Examples of these sentences are shown in the picture below.
Simple Everyday Practices to help to become a better listener
A few questions for daily practice were also suggested by Dr. Drew to maintain good communication and connection between partners. Simple questions such as, “Tell me what is currently making you sad/ afraid/ worried/ happy/ stressed/ optimistic/ despair/ hopeful” were mentioned.
When the activity was over, Dr. Drew asked the participants for their feedback and thoughts on the activity as well as the outcome. A participant came forward and admitted, “my partner did a good job with empathy”. Dr. Drew explained that it is normal to feel unnatural when practicing these listening activities and many people may argue that relationships should be natural, but this is a learning experience which will not always be natural, especially not during the first session. She also received comments from clients in the past on how difficult it was to not interrupt their partners and offer a solution to their concerns and issues, and how challenging it was to not get distracted by their own thoughts and assumptions. However, she also received comments from clients that they felt relieved and calmed to be able to have a conversation without feeling the pressure of having to offer an immediate solution.

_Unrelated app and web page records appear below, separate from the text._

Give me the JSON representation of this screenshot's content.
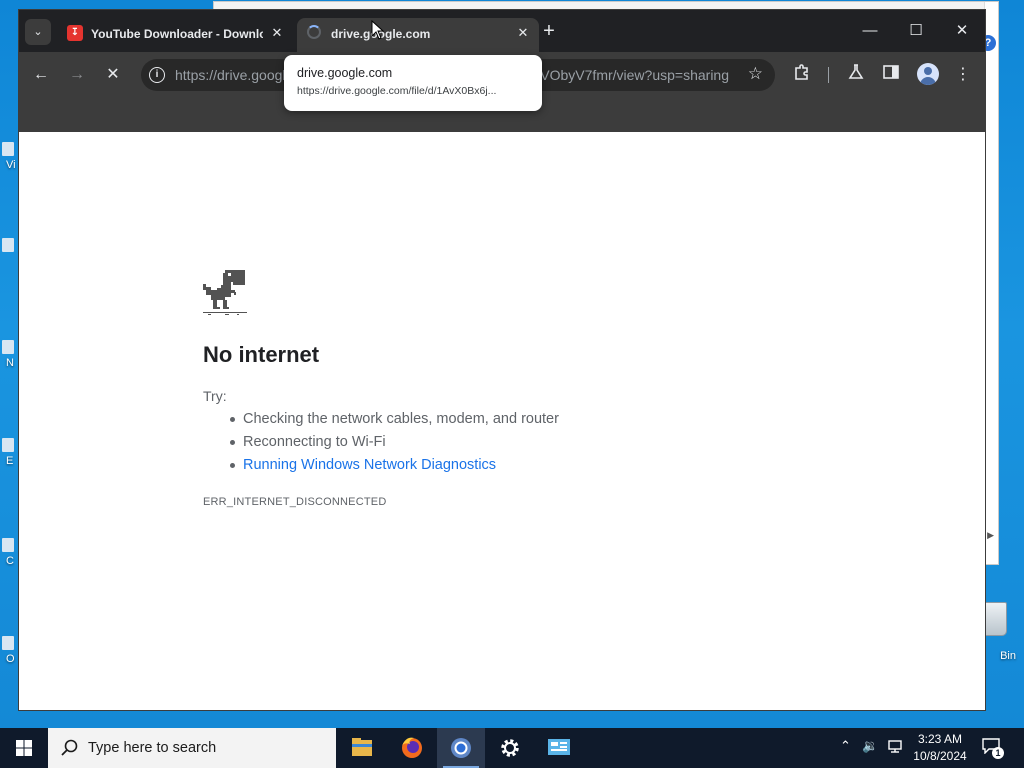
{
  "desktop": {
    "icons": [
      {
        "label": "Vi"
      },
      {
        "label": ""
      },
      {
        "label": "N"
      },
      {
        "label": "E"
      },
      {
        "label": "C"
      },
      {
        "label": "O"
      }
    ],
    "recycle_bin_label": "Bin"
  },
  "browser": {
    "tabs": [
      {
        "title": "YouTube Downloader - Downlo",
        "favicon": "download-icon",
        "active": false
      },
      {
        "title": "drive.google.com",
        "favicon": "loading-spinner-icon",
        "active": true
      }
    ],
    "address_bar": {
      "url_start": "https://drive.googl",
      "url_end": "VObyV7fmr/view?usp=sharing"
    },
    "hover_card": {
      "title": "drive.google.com",
      "url": "https://drive.google.com/file/d/1AvX0Bx6j..."
    }
  },
  "error_page": {
    "title": "No internet",
    "try_label": "Try:",
    "suggestions": [
      "Checking the network cables, modem, and router",
      "Reconnecting to Wi-Fi"
    ],
    "diagnostics_link": "Running Windows Network Diagnostics",
    "error_code": "ERR_INTERNET_DISCONNECTED"
  },
  "taskbar": {
    "search_placeholder": "Type here to search",
    "apps": [
      "file-explorer-icon",
      "firefox-icon",
      "chrome-icon",
      "settings-icon",
      "control-panel-icon"
    ],
    "clock": {
      "time": "3:23 AM",
      "date": "10/8/2024"
    },
    "notification_count": "1"
  }
}
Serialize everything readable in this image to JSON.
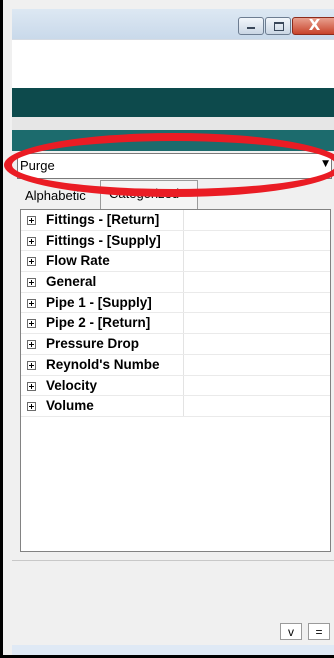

As the online event was coming to an end, Dr. Drew offered a few resources for the audience. One of the resources was a free app by the name of ‘Gottman Card Deck’, which is essentially an app for couples to use as conversation topics/starters.
Dr. Drew explained the main goal of the app is to help couples practice better listening skills by asking the right questions. As people evolve from time to time, this app can be useful to keep each other updated on their individual self, especially for couples in their long term relationships. Besides this, the app guides couples in maintaining healthy relationships through rekindling the friendship base of the relationship. Interested to check out the app? Please scan the QR codes below.
Written by: Cheng Joan and Shay Azman
Edited by: Wu Wen Qi